  • Satan:
    • The final villain in Crack the Skye.
    • In "Cut You Up With a Linoleum Knife," He will also "rain down your throat with hot acid and dissolve your testicles and turn your guts into snakes" if you get caught downloading movies.
  • Sex in Space / Zero-G Spot: "Stargasm."
  • Shout-Out:
    • The eponymous track from The Hunter includes the lyrics "All the love I make is equal to the love I take," which is a variation on the closing lines from The Beatles' famous Abbey Road album.
    • The opening riff from Rush's "YYZ" is dropped into "The Last Baron" for a couple of bars.
    • Some editions of the cover artwork for Leviathan incorporate elements from Hokusai's famous painting The Great Wave off Kanagawa, namely the wave on the right side of the image (which can be viewed here). Leviathan itself, of course, is based on Moby-Dick.
  • Soprano and Gravel: This is done more in their later work with the contrast between Brent Hinds' nasal clean vocals and Troy Sanders' low, scratchy grunt. Brann Dailor also comes in occasionally with his smoother clean vocals.
  • Space Whale Aesop: The music video for Curl of the Burl. If you snort the sawdust from a forbidden tree to get high, women will turn you into a log and set you on fire by flashing their breasts at you.
  • Special Guest: Lots of them. Some examples:
    • Scott Kelly of Neurosis provides guest vocals on "Aqua Dementia", "Crystal Skull", "Crack the Skye", "Spectrelight", and "Diamond in the Witch House"; he also co-wrote the lyrics for many of these songs.
    • Neil Fallon of Clutch provides guest vocals on "Blood and Thunder".
    • Josh Homme of Kyuss and Queens of the Stone Age provides guest vocals on "Colony of Birchmen" and leaves a prank call for a hidden track on Blood Mountain.
    • Cedric Bixler-Zavala of At the Drive-In and The Mars Volta provides guest vocals on "Siberian Divide".

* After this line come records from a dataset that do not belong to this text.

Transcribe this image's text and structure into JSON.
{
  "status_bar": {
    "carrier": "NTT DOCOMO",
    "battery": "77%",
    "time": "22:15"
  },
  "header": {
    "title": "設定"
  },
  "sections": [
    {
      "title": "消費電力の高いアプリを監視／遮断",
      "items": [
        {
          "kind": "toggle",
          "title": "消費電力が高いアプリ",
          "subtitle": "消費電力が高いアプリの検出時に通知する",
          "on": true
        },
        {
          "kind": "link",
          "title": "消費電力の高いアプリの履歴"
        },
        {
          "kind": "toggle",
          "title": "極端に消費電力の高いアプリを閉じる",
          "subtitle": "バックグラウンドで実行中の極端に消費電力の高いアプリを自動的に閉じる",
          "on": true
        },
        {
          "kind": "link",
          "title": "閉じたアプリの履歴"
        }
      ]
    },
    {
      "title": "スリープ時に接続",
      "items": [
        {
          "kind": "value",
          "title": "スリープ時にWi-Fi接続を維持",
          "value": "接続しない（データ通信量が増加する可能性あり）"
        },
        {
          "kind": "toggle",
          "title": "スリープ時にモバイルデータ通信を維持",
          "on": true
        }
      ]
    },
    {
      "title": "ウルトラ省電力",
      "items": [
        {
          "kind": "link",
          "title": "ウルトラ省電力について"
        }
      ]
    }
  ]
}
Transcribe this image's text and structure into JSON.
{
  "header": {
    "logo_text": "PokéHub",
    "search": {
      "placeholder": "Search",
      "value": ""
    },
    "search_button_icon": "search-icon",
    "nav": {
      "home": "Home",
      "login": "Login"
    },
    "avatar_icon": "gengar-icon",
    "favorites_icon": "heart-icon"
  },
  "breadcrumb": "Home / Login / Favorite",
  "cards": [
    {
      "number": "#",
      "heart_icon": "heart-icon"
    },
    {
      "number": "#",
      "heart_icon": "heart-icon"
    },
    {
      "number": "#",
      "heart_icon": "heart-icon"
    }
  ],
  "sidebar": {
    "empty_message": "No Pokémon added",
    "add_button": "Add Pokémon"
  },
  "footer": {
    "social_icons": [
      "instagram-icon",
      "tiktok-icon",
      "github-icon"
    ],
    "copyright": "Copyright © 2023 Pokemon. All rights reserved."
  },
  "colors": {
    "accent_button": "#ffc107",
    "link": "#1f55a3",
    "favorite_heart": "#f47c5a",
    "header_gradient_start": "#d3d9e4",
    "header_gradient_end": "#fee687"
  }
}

    • The late Isaiah "Ikey" Owens of The Mars Volta and Jack White provides keyboards for "Pendulous Skin" and "Asleep in the Deep".
    • Gary Lindsey of Assjack provides backing vocals on "Aunt Lisa", as do The Coathangers.
  • The Stoner: Hinds is legendary for his extremely heavy drug usage. You name it, he's probably done it.
  • Subverted Kids Show / Sugar Apocalypse: The music video for "Deathbound".
  • Surreal Music Video: "Curl of the Burl", which starts with a guy living in a small travel trailer/drug lab who chops down a forbidden tree and snorts the wood to get high. It gets stranger from there.
  • Throwing Off the Disability: The conclusion of Crack the Skye. The hero gets back to his body and can walk.
  • Total Eclipse of the Plot: The idea behind the "Deathbound" music video: an eclipse compels the residents of Magicland to go Ax-Crazy, monsters are summoned, aliens invade, the world is destroyed, and all the puppets are dying. And it's all played for laughs.
  • Uncommon Time: As is pretty much obligatory for a Progressive Metal band, this is copious throughout their discography. Listen to "March of the Fire Ants" for an example. Or, hell, "Shadows That Move", the very first song on their very first EP (and demo).
  • Vocal Tag Team: Troy and Brent handle the lion's share of the vocals, with Brann chipping in on lead vocals on a few songs and backing vocals on others. They also swap around on several songs, notably "Iron Tusk" and "Curl of the Burl".


http://tvtropes.org/pmwiki/pmwiki.php/Music/Mastodon